This digital momentum has shifted attitudes towards digital tools such as therapeutics, making them an increasingly accepted and integrated aspect of care delivery. Dr Lee says that before the pandemic, the NHS “just had one strategy for dealing with increased demand, which was to increase staff numbers”. This, she argues meant “It was extremely difficult to get into some of these services because of the barrier to entry in terms of the culture and the expectation around what digital could actually do for the service.”
Dr Lee describes pre-pandemic mentality to digital adoption as “rapid but pragmatic”. Covid-19 forced the hands of providers, quickly dissipating previous hesitation towards digital forms of care. “There were no questions around whether digital was the right way to go because there was no other option.”
The NHS now faces extreme pressure in moving through an increasingly ominous care backlog and ever-increasing service demand. Despite a record number of 1.5 million people receiving NHS mental health support in June, there was an estimated 1.6 million waiting for treatment in September.
“The service cannot rely on training and recruitment to tackle this demand. It’s not really a case of whether these tools are ‘nice to haves’ or not, they are fundamental to the evolution and indeed survival of mental health services.”
Preventive and proactive care
Dr Lee argues that while the NHS has proven effective at pandemic crisis management, its focus on preventative healthcare has often been lacking.
“The NHS has not been able to achieve a standardised level of prevention and self-care available in the population. They have not been able to collect the data across the population which shows that this is working and is going to be able to prevent people from seeing their GP as often or save money because people are less anxious, so they aren’t going to A&E. With digital therapeutics and the ability for digital innovation to integrate into health records, the longitudinal view is much greater.”

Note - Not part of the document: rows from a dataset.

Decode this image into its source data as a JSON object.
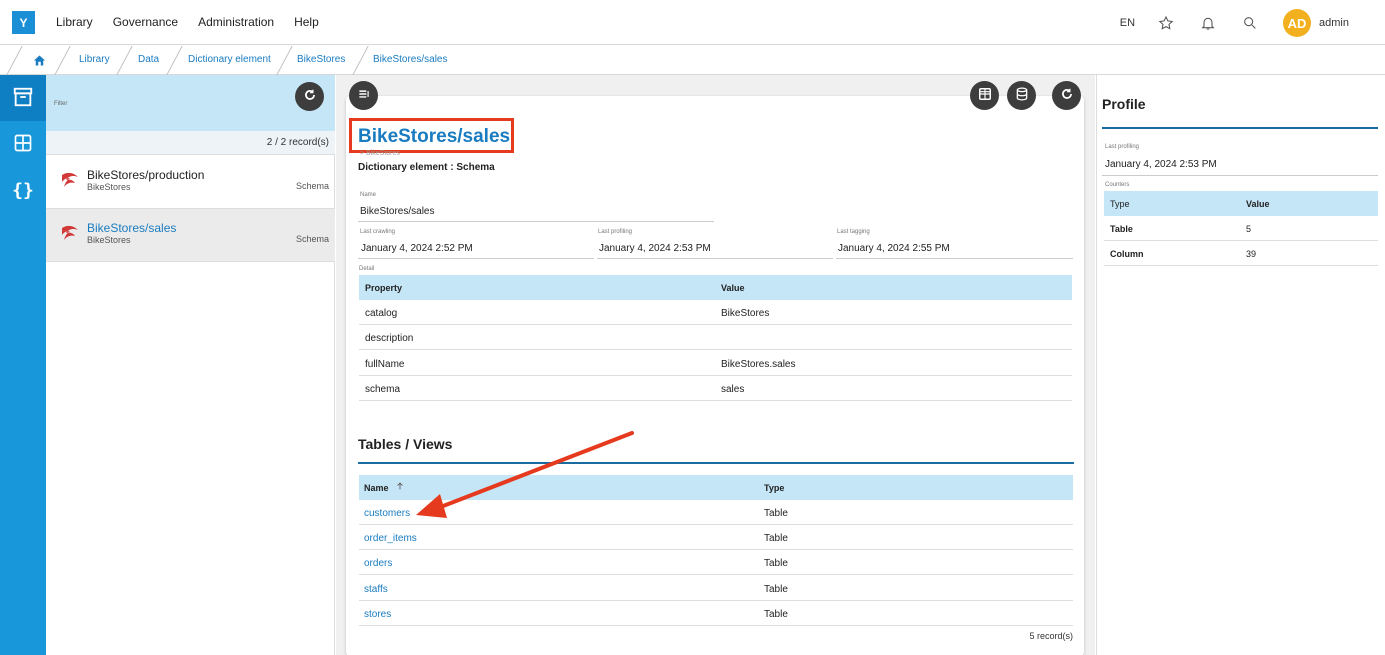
{
  "app": {
    "logo": "Y"
  },
  "topmenu": [
    "Library",
    "Governance",
    "Administration",
    "Help"
  ],
  "topright": {
    "lang": "EN",
    "avatar": "AD",
    "user": "admin"
  },
  "breadcrumb": [
    "Library",
    "Data",
    "Dictionary element",
    "BikeStores",
    "BikeStores/sales"
  ],
  "leftpanel": {
    "filter_label": "Filter",
    "records": "2 / 2 record(s)",
    "items": [
      {
        "name": "BikeStores/production",
        "sub": "BikeStores",
        "type": "Schema",
        "selected": false
      },
      {
        "name": "BikeStores/sales",
        "sub": "BikeStores",
        "type": "Schema",
        "selected": true
      }
    ]
  },
  "detail": {
    "title": "BikeStores/sales",
    "path_hint": "> BikeStores",
    "subtitle": "Dictionary element : Schema",
    "name_label": "Name",
    "name_value": "BikeStores/sales",
    "last_crawling_label": "Last crawling",
    "last_crawling": "January 4, 2024 2:52 PM",
    "last_profiling_label": "Last profiling",
    "last_profiling": "January 4, 2024 2:53 PM",
    "last_tagging_label": "Last tagging",
    "last_tagging": "January 4, 2024 2:55 PM",
    "detail_label": "Detail",
    "props_header": [
      "Property",
      "Value"
    ],
    "props": [
      [
        "catalog",
        "BikeStores"
      ],
      [
        "description",
        ""
      ],
      [
        "fullName",
        "BikeStores.sales"
      ],
      [
        "schema",
        "sales"
      ]
    ],
    "tables_title": "Tables / Views",
    "tables_header": [
      "Name",
      "Type"
    ],
    "tables": [
      [
        "customers",
        "Table"
      ],
      [
        "order_items",
        "Table"
      ],
      [
        "orders",
        "Table"
      ],
      [
        "staffs",
        "Table"
      ],
      [
        "stores",
        "Table"
      ]
    ],
    "tables_count": "5 record(s)"
  },
  "profile": {
    "title": "Profile",
    "last_profiling_label": "Last profiling",
    "last_profiling": "January 4, 2024 2:53 PM",
    "counters_label": "Counters",
    "header": [
      "Type",
      "Value"
    ],
    "rows": [
      [
        "Table",
        "5"
      ],
      [
        "Column",
        "39"
      ]
    ]
  },
  "colors": {
    "accent": "#1a7cc0",
    "rail": "#1898db",
    "highlight": "#e53a1e",
    "tablehead": "#c5e6f7"
  }
}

While large populations have relatively low levels of need when it comes to urgent access to mental health services, there are instances where self-management is not adequate and face-to-face services are necessary. Dr Lee believes this can be managed as a stepped service pathway, which caters for ‘high volume’ population that require ‘low touch’ services, as well as a ‘low volume’ population that require ‘high touch’.
She says, “Within the NHS, providers need to be able to harness innovation to connect different services into an integrated pathway that centres around the patient” says Dr Lee.
Developing rich, patient centred pathways can allow for people to be escalated from digital therapeutics into face-to-face care and you can do it in a blended way, such an initial Zoom call to make a diagnosis or establish a relationship.
Equality in mental health services
Navigating a route to recovery for the mental health sector will not be possible without digital tools and therapeutics. However, in striving to increase digital implementation – those without access to digital (either through limited connectivity or in digital skillsets) cannot be left behind. This is partly why GPs and other providers in England have recently found themselves under pressure to increase face-to-face appointments.
“We can’t reach 100 per cent of the population but we have got an untenable situation where those who do not have digital means in England can’t get access and the system is under huge amounts of pressure to see everyone face-to-face so the level of inequality that you would have looking at the system without digital therapeutics is much greater than you have with it.”
Digital therapeutics may not be the answer to solving inequality in access to mental health services, but they offer a trustworthy solution that can be turned to by users in a suitable time and place for them. This can free up capacity for more personalised face-to-face services to reach out to those who are digitally excluded, while providing immediate support for those on a daunting waiting list for treatment.